Friday March 20th is an equinox day. This means that for those in the northern hemisphere winter is ending and spring has ‘sprung’ (starts). For our counterparts south of the equator summer is ending and fall is beginning. From a geographical perspective we would describe the Sun as being over the Earth’s equator, and as this graphic shows there would be an equal amount of daylight and night on our planet as a result.
At mid-day on the equator the sun is directly overhead and from that latitude you have no shadow, just a ‘blob-like’ shadow at your feet as this picture of my feet taken at mid-day in Quito Ecuador shows.

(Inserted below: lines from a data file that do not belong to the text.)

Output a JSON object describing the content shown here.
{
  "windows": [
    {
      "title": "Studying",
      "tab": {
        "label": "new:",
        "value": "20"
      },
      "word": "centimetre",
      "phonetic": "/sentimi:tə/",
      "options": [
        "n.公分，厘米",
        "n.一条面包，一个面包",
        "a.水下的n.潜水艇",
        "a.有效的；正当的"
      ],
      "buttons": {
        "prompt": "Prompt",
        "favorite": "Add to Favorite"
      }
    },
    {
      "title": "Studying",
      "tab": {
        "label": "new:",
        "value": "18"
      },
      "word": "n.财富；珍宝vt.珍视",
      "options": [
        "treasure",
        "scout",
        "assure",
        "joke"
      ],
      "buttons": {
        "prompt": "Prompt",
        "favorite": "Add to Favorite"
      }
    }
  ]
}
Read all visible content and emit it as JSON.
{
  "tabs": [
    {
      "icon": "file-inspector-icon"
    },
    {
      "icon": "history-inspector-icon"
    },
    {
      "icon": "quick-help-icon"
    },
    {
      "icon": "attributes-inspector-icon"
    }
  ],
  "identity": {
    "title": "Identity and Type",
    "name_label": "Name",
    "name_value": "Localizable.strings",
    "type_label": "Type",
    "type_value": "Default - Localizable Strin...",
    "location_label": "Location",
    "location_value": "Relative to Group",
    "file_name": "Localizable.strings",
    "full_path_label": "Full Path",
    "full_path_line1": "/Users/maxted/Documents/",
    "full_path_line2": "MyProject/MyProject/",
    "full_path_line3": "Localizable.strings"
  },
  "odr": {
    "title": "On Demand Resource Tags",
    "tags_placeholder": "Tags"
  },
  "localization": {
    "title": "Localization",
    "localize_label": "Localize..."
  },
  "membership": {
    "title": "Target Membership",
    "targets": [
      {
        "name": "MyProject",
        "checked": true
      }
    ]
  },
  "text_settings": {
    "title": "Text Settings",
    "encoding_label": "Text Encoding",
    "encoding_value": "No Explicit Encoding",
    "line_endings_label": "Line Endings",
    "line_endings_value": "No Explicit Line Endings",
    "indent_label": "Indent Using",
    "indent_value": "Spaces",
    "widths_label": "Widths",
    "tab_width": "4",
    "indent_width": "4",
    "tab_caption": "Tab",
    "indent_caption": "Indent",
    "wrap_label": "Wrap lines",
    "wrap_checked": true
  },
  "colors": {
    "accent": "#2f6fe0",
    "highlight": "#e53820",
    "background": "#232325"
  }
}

Northern hemisphere spring officially (well at least astronomically) begins at 22:45 UT (4:45 pm CST) on the 20th when the Sun reaches the celestial coordinates of 0 hours and 0 degrees as it moves northward along the ecliptic crossing the celestial equator. At this location the Sun is within the constellation of Pisces the Fishes and not just entering Aries the Ram as the pseudoscience of astrology would have you believe.
To learn more about the celestial coordinates click here to read a previous post about seasons and the equinox.
The time of this equinox is about 13 hours after a new Moon phase and a solar eclipse. This picture shows the shadow of the Moon cast on the Earth during a solar eclipse as seen from the International Space Station.
Click here to see the online world sunlight map used to make the day/night graphic at the top of the page.
Click here to go to the NASA Sun-Earth Days web site.
Here is a short series of hourly pictures taken during the day on the September equinox on the equator in Quito Ecuador at Collegio Menor San Francisco de Quito, a private school that I visited and did the SunShIP project with (Sun Shadow Investigation Project).
Click here to go to the Qué tal in the Current Skies web site for more observing information for this month.